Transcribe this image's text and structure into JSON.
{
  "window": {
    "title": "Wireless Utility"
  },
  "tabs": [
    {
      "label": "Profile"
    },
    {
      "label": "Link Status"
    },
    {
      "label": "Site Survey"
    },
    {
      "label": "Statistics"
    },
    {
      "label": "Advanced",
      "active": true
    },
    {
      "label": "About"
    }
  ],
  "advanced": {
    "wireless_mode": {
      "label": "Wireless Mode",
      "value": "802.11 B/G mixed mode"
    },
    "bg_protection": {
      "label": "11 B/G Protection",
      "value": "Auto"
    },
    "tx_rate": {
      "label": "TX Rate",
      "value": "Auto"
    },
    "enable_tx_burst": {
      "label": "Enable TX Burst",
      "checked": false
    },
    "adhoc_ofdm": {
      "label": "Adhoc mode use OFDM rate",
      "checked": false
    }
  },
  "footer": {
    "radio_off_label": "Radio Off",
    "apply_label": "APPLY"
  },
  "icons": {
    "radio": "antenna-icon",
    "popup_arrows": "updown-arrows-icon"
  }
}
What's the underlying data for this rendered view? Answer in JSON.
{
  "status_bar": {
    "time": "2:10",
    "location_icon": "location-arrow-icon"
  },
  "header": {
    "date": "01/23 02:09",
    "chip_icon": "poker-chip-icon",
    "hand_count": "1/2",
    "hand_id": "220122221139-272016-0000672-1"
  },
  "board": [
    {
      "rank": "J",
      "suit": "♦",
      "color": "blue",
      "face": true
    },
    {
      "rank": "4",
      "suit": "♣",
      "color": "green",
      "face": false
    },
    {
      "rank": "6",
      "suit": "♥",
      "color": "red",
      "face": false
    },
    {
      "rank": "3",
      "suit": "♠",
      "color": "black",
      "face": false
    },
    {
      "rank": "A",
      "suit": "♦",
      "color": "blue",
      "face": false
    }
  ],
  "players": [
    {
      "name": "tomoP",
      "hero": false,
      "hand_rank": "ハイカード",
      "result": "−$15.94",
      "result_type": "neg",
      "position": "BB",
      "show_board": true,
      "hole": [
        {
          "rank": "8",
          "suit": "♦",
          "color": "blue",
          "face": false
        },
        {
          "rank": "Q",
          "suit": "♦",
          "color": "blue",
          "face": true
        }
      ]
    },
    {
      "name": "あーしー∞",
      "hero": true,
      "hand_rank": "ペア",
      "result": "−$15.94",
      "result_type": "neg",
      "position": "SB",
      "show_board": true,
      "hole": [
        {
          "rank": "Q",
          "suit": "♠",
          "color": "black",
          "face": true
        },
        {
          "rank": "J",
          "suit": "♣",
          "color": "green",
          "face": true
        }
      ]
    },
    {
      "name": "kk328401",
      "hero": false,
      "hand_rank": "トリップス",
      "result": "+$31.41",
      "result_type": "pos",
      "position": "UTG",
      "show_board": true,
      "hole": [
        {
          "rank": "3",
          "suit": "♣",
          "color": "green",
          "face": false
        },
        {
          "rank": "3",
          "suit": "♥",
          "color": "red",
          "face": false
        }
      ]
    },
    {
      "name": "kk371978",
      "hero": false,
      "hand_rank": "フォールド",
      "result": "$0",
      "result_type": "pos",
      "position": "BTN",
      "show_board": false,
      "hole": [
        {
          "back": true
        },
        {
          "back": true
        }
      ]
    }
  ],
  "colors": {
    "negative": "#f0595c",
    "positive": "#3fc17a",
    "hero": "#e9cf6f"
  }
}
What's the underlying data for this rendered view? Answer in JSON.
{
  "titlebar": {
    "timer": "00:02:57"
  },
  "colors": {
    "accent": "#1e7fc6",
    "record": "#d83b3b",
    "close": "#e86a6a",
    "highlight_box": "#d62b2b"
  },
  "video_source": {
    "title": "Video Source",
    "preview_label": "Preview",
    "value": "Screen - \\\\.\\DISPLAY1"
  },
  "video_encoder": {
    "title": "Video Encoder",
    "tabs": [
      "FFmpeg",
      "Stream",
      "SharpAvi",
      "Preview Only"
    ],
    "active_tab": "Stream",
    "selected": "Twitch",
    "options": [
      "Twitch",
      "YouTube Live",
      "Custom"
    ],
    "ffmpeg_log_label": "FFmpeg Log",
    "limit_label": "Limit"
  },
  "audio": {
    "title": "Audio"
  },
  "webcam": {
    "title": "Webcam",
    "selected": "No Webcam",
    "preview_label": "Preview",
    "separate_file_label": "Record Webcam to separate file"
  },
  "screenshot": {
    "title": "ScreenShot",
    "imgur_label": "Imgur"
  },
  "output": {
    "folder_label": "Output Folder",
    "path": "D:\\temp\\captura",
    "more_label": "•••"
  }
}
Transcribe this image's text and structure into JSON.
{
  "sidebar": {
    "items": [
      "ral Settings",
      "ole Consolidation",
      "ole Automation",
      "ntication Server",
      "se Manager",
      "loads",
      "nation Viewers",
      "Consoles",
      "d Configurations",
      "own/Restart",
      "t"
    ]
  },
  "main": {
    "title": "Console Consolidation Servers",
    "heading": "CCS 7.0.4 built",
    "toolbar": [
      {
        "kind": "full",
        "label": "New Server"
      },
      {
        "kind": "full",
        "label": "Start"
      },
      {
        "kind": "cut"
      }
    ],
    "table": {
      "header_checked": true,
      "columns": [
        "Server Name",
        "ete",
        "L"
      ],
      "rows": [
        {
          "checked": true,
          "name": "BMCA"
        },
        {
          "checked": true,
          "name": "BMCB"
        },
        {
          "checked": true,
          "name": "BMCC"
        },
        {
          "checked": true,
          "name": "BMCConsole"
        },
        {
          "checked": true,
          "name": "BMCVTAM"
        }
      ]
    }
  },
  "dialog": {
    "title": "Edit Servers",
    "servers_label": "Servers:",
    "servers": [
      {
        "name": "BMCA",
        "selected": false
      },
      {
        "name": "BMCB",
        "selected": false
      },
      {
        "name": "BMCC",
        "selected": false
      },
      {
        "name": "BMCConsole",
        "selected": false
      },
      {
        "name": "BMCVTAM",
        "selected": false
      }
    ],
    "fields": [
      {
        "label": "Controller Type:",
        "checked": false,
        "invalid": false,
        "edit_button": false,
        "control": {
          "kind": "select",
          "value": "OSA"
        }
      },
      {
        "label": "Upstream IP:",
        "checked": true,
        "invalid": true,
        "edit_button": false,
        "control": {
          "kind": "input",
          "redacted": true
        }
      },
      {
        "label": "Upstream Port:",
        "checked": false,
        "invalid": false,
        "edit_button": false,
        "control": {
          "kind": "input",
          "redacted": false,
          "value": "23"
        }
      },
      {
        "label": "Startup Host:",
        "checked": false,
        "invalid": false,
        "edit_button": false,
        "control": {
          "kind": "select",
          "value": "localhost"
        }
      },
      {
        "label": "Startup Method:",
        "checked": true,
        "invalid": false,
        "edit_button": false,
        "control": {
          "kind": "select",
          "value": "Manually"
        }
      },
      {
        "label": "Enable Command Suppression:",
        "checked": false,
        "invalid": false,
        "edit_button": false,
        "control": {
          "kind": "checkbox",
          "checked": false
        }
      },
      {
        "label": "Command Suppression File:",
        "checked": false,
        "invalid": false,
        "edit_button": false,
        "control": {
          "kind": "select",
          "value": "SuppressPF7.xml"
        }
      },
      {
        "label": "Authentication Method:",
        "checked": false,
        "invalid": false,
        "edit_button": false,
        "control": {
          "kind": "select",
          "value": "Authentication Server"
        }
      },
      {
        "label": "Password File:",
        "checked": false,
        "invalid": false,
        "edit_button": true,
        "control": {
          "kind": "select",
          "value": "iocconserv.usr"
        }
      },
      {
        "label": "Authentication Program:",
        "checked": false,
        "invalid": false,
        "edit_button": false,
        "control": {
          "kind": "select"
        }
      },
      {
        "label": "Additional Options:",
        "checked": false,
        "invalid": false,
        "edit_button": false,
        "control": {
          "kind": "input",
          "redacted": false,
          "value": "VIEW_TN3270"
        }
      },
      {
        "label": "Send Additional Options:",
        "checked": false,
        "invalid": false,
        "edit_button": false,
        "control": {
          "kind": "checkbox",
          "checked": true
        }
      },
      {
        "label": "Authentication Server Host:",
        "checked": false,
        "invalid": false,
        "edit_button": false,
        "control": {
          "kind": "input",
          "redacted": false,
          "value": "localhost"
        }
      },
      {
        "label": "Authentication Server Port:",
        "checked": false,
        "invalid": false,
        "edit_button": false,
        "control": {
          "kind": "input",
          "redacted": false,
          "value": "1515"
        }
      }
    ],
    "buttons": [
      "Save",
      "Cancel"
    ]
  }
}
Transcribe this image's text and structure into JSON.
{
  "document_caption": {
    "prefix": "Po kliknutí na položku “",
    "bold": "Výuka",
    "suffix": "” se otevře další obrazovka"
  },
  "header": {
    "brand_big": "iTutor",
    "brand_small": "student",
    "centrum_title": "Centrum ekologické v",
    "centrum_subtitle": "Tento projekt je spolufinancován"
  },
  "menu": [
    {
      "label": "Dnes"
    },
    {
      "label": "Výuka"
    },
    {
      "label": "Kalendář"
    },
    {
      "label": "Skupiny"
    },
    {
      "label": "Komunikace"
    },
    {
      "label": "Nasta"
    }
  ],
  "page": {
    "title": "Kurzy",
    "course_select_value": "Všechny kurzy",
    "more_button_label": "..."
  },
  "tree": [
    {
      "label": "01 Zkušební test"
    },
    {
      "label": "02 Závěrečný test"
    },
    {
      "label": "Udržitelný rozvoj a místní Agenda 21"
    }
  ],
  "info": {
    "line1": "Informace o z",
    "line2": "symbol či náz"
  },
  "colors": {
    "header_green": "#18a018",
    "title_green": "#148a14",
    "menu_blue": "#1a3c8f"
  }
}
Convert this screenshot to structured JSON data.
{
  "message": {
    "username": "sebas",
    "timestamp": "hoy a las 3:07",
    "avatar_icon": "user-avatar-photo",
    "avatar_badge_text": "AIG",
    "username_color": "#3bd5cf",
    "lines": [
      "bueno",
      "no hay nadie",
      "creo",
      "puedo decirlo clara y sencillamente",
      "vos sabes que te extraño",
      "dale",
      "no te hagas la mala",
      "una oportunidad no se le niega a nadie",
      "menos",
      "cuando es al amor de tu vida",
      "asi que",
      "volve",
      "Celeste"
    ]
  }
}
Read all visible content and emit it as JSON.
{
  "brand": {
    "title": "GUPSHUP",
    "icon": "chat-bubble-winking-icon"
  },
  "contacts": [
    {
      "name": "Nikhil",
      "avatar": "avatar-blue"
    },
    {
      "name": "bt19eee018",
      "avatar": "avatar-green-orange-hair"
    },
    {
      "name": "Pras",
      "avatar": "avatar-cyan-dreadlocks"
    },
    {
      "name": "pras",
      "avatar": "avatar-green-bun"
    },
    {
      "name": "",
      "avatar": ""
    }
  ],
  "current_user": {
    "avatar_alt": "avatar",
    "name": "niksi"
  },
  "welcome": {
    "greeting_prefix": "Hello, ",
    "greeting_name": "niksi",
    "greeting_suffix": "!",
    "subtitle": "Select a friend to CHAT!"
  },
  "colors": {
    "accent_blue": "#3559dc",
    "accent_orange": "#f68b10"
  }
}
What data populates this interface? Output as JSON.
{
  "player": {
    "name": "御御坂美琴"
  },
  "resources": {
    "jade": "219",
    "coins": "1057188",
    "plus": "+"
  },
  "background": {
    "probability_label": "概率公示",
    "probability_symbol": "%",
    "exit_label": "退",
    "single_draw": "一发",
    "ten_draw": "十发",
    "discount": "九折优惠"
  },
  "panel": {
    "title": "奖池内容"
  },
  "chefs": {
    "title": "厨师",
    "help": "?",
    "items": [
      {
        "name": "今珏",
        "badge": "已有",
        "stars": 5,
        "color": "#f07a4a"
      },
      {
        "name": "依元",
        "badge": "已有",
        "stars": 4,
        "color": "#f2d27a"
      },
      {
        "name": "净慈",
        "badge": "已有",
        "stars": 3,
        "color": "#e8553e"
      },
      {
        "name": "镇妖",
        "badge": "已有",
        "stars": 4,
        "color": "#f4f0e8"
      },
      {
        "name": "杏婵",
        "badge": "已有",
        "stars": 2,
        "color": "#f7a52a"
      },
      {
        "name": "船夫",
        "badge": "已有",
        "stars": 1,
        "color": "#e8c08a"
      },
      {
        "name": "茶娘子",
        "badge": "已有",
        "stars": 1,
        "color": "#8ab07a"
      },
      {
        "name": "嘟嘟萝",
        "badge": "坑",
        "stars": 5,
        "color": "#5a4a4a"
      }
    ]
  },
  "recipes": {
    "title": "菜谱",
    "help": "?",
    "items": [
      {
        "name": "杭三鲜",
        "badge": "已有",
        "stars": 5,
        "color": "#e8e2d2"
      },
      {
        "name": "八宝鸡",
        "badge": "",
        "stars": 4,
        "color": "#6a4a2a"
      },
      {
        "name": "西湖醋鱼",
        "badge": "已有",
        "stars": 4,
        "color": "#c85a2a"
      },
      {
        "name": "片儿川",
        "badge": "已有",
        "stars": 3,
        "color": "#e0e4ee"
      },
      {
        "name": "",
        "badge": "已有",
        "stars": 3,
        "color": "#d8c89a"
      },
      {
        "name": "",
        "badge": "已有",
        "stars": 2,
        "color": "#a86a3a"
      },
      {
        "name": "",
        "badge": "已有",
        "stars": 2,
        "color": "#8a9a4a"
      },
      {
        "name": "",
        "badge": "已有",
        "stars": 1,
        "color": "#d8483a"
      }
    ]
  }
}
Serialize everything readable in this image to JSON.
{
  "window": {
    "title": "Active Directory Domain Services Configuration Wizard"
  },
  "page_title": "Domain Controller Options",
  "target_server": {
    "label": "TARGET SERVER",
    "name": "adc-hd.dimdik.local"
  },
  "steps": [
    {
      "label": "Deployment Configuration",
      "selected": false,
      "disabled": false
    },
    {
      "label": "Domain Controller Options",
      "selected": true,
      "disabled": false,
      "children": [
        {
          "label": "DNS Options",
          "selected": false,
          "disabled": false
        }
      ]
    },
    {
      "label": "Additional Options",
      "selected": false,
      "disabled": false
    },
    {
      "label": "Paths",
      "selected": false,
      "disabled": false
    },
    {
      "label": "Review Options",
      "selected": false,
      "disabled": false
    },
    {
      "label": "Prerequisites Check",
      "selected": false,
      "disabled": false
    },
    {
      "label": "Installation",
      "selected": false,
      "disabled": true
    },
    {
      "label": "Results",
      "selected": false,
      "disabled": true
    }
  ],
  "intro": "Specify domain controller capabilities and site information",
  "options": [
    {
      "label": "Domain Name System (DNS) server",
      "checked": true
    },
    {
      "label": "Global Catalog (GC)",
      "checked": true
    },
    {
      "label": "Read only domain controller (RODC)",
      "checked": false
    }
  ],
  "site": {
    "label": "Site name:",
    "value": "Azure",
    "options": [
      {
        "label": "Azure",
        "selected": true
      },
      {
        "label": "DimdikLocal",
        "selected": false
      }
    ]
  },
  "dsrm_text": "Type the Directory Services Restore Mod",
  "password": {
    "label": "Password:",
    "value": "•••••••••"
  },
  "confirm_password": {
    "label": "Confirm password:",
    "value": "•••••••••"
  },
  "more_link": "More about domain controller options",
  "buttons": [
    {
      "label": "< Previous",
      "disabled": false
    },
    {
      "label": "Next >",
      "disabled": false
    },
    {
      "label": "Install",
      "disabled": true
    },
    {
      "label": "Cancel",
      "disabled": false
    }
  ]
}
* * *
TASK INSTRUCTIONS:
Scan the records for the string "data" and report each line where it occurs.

ANSWER TO THIS PROBLEM:
What's the underlying data for this rendered view? Answer in JSON.
What's the underlying data for this rendered view? Answer in JSON.
Convert this screenshot to structured JSON data.
What data populates this interface? Output as JSON.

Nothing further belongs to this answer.